[Dataset rows for apps and sites]
__________________________________________________
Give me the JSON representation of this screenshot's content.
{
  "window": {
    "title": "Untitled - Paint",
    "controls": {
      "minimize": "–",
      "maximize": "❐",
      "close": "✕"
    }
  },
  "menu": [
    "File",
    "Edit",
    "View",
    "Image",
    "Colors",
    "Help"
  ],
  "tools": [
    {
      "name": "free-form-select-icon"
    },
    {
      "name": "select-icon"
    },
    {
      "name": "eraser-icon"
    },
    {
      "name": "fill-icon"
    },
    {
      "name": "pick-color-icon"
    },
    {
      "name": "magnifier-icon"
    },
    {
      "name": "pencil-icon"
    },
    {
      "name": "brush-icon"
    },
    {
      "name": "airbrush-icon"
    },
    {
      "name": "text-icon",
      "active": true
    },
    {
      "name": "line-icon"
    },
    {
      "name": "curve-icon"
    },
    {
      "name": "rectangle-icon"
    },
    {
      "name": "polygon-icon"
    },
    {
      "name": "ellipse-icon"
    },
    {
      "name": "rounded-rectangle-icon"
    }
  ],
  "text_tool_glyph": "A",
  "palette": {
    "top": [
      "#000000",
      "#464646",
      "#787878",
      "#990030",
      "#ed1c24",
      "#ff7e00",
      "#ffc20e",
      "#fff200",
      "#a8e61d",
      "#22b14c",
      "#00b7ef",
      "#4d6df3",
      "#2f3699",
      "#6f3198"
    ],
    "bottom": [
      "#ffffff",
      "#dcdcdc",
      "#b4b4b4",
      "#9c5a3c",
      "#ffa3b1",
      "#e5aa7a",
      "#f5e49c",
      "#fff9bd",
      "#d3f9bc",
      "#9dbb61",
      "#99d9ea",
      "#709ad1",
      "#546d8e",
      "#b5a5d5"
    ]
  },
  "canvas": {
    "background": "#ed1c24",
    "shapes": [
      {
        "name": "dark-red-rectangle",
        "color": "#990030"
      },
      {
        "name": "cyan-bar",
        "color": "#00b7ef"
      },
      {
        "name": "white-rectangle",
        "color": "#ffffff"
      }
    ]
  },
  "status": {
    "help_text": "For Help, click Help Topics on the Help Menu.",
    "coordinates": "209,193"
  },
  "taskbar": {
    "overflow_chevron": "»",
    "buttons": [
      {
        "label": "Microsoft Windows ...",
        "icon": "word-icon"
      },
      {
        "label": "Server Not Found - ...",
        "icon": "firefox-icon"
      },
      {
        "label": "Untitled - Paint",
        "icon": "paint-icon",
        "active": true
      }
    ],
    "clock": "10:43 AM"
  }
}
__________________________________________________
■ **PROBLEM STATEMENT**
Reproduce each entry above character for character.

■ **PROBLEM SOLUTION**
Give me the JSON representation of this screenshot's content.
{
  "window": {
    "title": "Untitled - Paint",
    "controls": {
      "minimize": "–",
      "maximize": "❐",
      "close": "✕"
    }
  },
  "menu": [
    "File",
    "Edit",
    "View",
    "Image",
    "Colors",
    "Help"
  ],
  "tools": [
    {
      "name": "free-form-select-icon"
    },
    {
      "name": "select-icon"
    },
    {
      "name": "eraser-icon"
    },
    {
      "name": "fill-icon"
    },
    {
      "name": "pick-color-icon"
    },
    {
      "name": "magnifier-icon"
    },
    {
      "name": "pencil-icon"
    },
    {
      "name": "brush-icon"
    },
    {
      "name": "airbrush-icon"
    },
    {
      "name": "text-icon",
      "active": true
    },
    {
      "name": "line-icon"
    },
    {
      "name": "curve-icon"
    },
    {
      "name": "rectangle-icon"
    },
    {
      "name": "polygon-icon"
    },
    {
      "name": "ellipse-icon"
    },
    {
      "name": "rounded-rectangle-icon"
    }
  ],
  "text_tool_glyph": "A",
  "palette": {
    "top": [
      "#000000",
      "#464646",
      "#787878",
      "#990030",
      "#ed1c24",
      "#ff7e00",
      "#ffc20e",
      "#fff200",
      "#a8e61d",
      "#22b14c",
      "#00b7ef",
      "#4d6df3",
      "#2f3699",
      "#6f3198"
    ],
    "bottom": [
      "#ffffff",
      "#dcdcdc",
      "#b4b4b4",
      "#9c5a3c",
      "#ffa3b1",
      "#e5aa7a",
      "#f5e49c",
      "#fff9bd",
      "#d3f9bc",
      "#9dbb61",
      "#99d9ea",
      "#709ad1",
      "#546d8e",
      "#b5a5d5"
    ]
  },
  "canvas": {
    "background": "#ed1c24",
    "shapes": [
      {
        "name": "dark-red-rectangle",
        "color": "#990030"
      },
      {
        "name": "cyan-bar",
        "color": "#00b7ef"
      },
      {
        "name": "white-rectangle",
        "color": "#ffffff"
      }
    ]
  },
  "status": {
    "help_text": "For Help, click Help Topics on the Help Menu.",
    "coordinates": "209,193"
  },
  "taskbar": {
    "overflow_chevron": "»",
    "buttons": [
      {
        "label": "Microsoft Windows ...",
        "icon": "word-icon"
      },
      {
        "label": "Server Not Found - ...",
        "icon": "firefox-icon"
      },
      {
        "label": "Untitled - Paint",
        "icon": "paint-icon",
        "active": true
      }
    ],
    "clock": "10:43 AM"
  }
}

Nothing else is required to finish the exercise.